Meanwhile, the Michigan-based and family-run floor-care company Bissell has seen its sales on Tmall jump considerably in the past year. According to Max Bissell, a fifth-generation executive at the 145-year-old company, that success has had as much to do with the kind of products the company is selling in China as how it’s selling them. Since 2017, the company has been developing products specifically for the Chinese market, with guidance from Alibaba. Then, in 2019, Alibaba suggested that the company try e-commerce live-streaming—imagine a short, interactive product demonstration—as a way to better reach Chinese consumers. iResearch estimates that live-streaming will account for more than 15 percent of e-commerce sales in China in 2021 and more than 20 percent in 2022. When the pandemic hit and demand for floor-care products surged, Bissell invested heavily in live-streaming, and saw immediate results. Today China is one of Bissell’s top five markets. This year, per company projections, it’ll rise into the top three.

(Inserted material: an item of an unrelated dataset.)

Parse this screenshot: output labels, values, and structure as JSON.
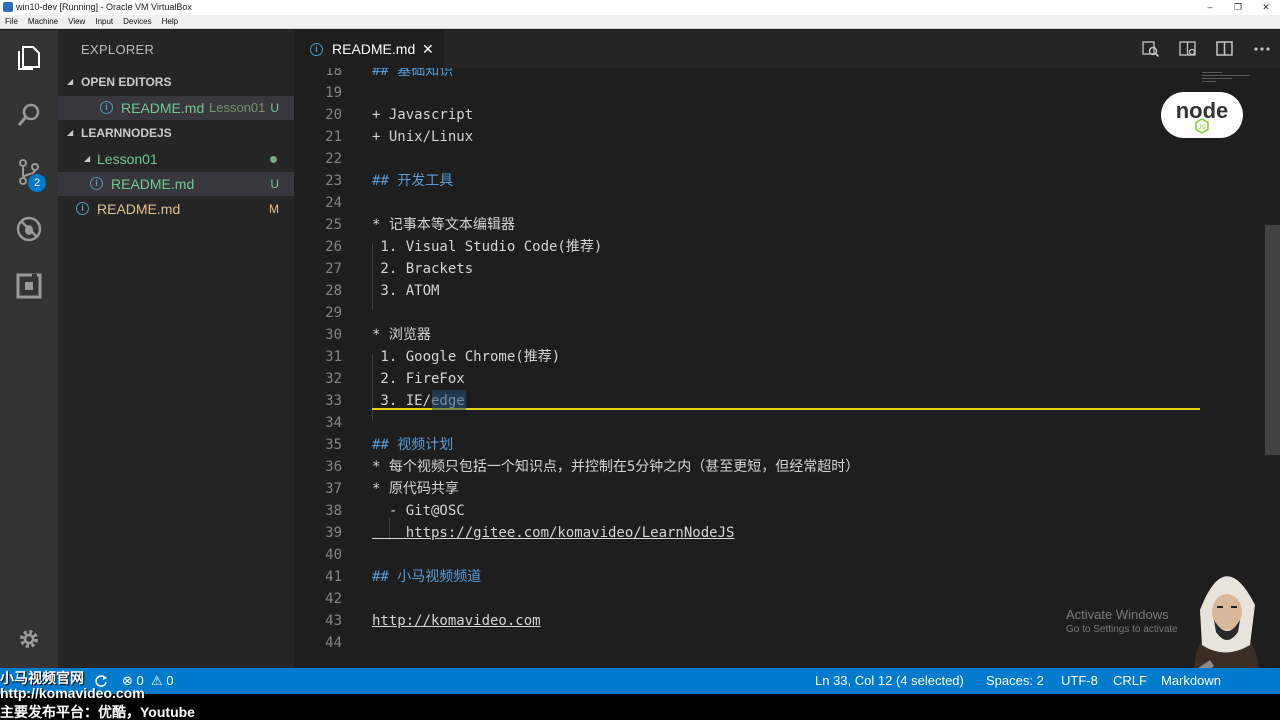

Graphic: Chinese retail trends

E-commerce Growth Is Fastest in China

E-commerce sales as a share of total retail sales in selected countries

*2020 data from May (China: 2019 forecast). Retrospective data where available, some forecasts.Source: eMarketer, statista

For Max Bissell and other American businesspeople who have put their hopes in the Chinese e-commerce market, the horizon is indeed promising. According to eMarketer, a market research firm, more than 44 percent of retail sales in China happened online in 2020. This year, that number is projected to climb to over 50 percent—a first-time milestone anywhere in the world. As Lavin of Export Now puts it, “In the U.S., e-commerce is icing on the cake. In China, it’s the cake.”

At Nuria Beauty, Ghaim understands that well—which is why, even as he eagerly awaits a recovery for U.S. retail, he expects the brand’s China business to surpass its U.S. business this year. Although that might not have been the reality he planned for at the beginning of the coronavirus pandemic, it’s an opportunity he now embraces. “You can’t be successful here in the U.S. by just doing e-commerce. There are maybe one or two brands that have been able to do it successfully, but there’s a limit, a ceiling,” Ghaim says. “There is no ceiling in China.”